Start of Record set

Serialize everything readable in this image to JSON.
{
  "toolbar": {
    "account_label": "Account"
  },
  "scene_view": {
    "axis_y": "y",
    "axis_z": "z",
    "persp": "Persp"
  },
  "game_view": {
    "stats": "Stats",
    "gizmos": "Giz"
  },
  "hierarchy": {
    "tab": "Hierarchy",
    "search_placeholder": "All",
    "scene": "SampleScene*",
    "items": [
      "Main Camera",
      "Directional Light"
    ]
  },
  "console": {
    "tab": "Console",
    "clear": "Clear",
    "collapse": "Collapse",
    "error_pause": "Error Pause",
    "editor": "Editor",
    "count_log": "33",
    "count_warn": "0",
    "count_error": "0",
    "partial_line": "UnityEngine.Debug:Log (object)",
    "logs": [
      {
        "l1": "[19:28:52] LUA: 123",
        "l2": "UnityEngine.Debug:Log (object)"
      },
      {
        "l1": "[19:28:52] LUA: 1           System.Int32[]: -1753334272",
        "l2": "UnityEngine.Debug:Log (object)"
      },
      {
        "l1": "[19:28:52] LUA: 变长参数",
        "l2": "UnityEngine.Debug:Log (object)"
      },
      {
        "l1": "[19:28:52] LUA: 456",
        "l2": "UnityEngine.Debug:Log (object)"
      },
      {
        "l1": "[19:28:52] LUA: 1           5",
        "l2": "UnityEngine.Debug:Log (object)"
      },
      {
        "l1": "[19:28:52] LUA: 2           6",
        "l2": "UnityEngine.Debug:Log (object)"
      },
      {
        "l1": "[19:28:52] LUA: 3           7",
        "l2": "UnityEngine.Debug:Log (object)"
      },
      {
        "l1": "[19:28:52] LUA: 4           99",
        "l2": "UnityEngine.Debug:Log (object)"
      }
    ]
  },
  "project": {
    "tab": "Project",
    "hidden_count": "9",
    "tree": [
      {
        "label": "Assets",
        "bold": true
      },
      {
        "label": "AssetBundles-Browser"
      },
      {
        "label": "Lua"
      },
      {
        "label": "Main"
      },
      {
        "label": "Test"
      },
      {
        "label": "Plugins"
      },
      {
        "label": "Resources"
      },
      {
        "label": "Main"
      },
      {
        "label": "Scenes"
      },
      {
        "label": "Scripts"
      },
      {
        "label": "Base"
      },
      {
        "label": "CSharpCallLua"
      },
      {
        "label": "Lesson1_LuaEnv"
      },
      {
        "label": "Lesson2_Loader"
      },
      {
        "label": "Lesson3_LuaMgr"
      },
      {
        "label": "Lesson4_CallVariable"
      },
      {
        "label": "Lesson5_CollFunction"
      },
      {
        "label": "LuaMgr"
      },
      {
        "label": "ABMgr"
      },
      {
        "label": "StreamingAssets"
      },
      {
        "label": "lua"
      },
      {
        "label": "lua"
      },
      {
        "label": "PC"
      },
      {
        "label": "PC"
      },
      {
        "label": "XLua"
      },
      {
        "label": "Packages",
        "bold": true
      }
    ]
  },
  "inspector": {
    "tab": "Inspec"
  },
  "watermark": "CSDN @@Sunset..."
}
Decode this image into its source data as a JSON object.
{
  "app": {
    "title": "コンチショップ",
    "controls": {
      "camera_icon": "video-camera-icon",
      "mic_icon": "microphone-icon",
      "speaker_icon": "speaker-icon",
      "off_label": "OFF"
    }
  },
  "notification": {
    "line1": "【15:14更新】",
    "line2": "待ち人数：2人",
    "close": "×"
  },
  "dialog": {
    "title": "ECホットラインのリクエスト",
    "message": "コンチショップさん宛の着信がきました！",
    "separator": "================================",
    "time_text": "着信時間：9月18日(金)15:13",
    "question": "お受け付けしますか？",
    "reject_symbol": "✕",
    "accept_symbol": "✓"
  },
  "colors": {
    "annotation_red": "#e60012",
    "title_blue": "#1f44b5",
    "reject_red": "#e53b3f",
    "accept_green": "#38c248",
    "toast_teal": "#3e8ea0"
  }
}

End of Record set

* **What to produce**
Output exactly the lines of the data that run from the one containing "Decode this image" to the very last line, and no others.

* **Exercise answer**
Decode this image into its source data as a JSON object.
{
  "app": {
    "title": "コンチショップ",
    "controls": {
      "camera_icon": "video-camera-icon",
      "mic_icon": "microphone-icon",
      "speaker_icon": "speaker-icon",
      "off_label": "OFF"
    }
  },
  "notification": {
    "line1": "【15:14更新】",
    "line2": "待ち人数：2人",
    "close": "×"
  },
  "dialog": {
    "title": "ECホットラインのリクエスト",
    "message": "コンチショップさん宛の着信がきました！",
    "separator": "================================",
    "time_text": "着信時間：9月18日(金)15:13",
    "question": "お受け付けしますか？",
    "reject_symbol": "✕",
    "accept_symbol": "✓"
  },
  "colors": {
    "annotation_red": "#e60012",
    "title_blue": "#1f44b5",
    "reject_red": "#e53b3f",
    "accept_green": "#38c248",
    "toast_teal": "#3e8ea0"
  }
}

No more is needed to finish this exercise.